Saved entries
****************

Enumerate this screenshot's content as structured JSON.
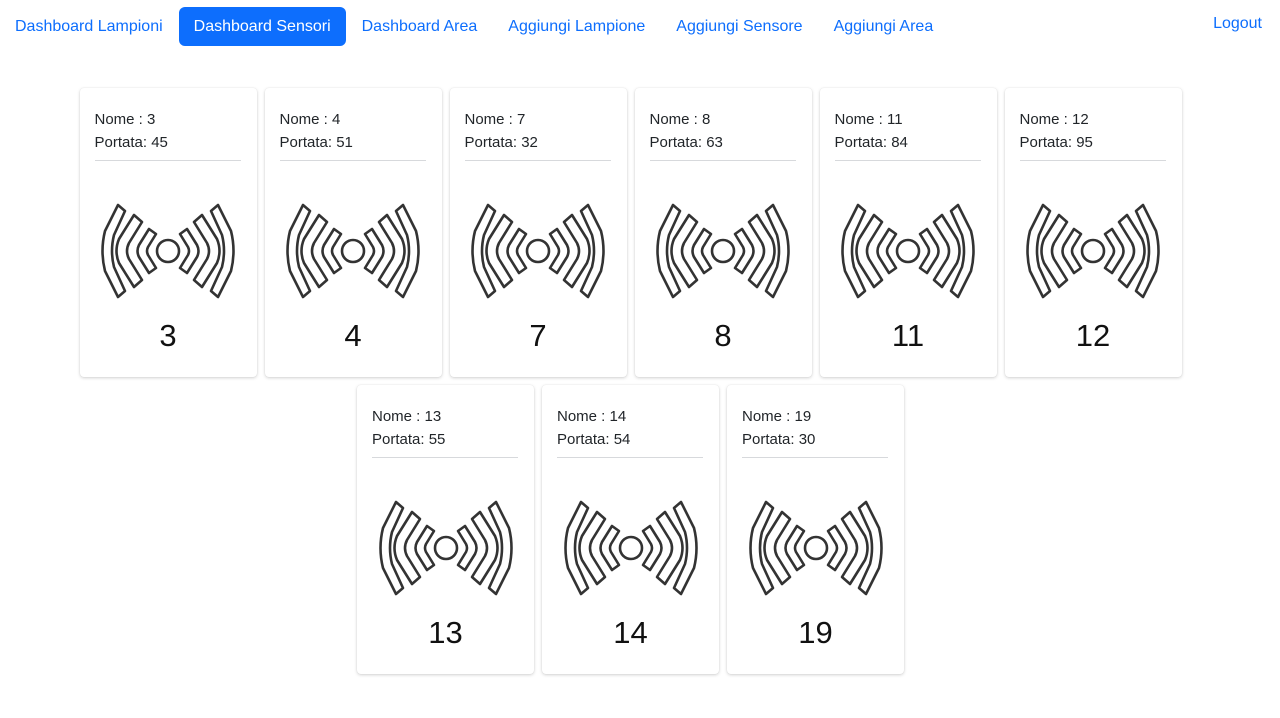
{
  "nav": {
    "links": [
      {
        "label": "Dashboard Lampioni",
        "active": false
      },
      {
        "label": "Dashboard Sensori",
        "active": true
      },
      {
        "label": "Dashboard Area",
        "active": false
      },
      {
        "label": "Aggiungi Lampione",
        "active": false
      },
      {
        "label": "Aggiungi Sensore",
        "active": false
      },
      {
        "label": "Aggiungi Area",
        "active": false
      }
    ],
    "logout_label": "Logout"
  },
  "labels": {
    "nome_prefix": "Nome : ",
    "portata_prefix": "Portata: "
  },
  "sensors": [
    {
      "nome": "3",
      "portata": "45",
      "number": "3"
    },
    {
      "nome": "4",
      "portata": "51",
      "number": "4"
    },
    {
      "nome": "7",
      "portata": "32",
      "number": "7"
    },
    {
      "nome": "8",
      "portata": "63",
      "number": "8"
    },
    {
      "nome": "11",
      "portata": "84",
      "number": "11"
    },
    {
      "nome": "12",
      "portata": "95",
      "number": "12"
    },
    {
      "nome": "13",
      "portata": "55",
      "number": "13"
    },
    {
      "nome": "14",
      "portata": "54",
      "number": "14"
    },
    {
      "nome": "19",
      "portata": "30",
      "number": "19"
    }
  ],
  "icons": {
    "sensor": "wireless-signal-icon"
  },
  "colors": {
    "accent": "#0d6efd",
    "icon_stroke": "#333333"
  }
}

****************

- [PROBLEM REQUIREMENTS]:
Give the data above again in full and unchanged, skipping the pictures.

- [TASK SOLUTION]:
Enumerate this screenshot's content as structured JSON.
{
  "nav": {
    "links": [
      {
        "label": "Dashboard Lampioni",
        "active": false
      },
      {
        "label": "Dashboard Sensori",
        "active": true
      },
      {
        "label": "Dashboard Area",
        "active": false
      },
      {
        "label": "Aggiungi Lampione",
        "active": false
      },
      {
        "label": "Aggiungi Sensore",
        "active": false
      },
      {
        "label": "Aggiungi Area",
        "active": false
      }
    ],
    "logout_label": "Logout"
  },
  "labels": {
    "nome_prefix": "Nome : ",
    "portata_prefix": "Portata: "
  },
  "sensors": [
    {
      "nome": "3",
      "portata": "45",
      "number": "3"
    },
    {
      "nome": "4",
      "portata": "51",
      "number": "4"
    },
    {
      "nome": "7",
      "portata": "32",
      "number": "7"
    },
    {
      "nome": "8",
      "portata": "63",
      "number": "8"
    },
    {
      "nome": "11",
      "portata": "84",
      "number": "11"
    },
    {
      "nome": "12",
      "portata": "95",
      "number": "12"
    },
    {
      "nome": "13",
      "portata": "55",
      "number": "13"
    },
    {
      "nome": "14",
      "portata": "54",
      "number": "14"
    },
    {
      "nome": "19",
      "portata": "30",
      "number": "19"
    }
  ],
  "icons": {
    "sensor": "wireless-signal-icon"
  },
  "colors": {
    "accent": "#0d6efd",
    "icon_stroke": "#333333"
  }
}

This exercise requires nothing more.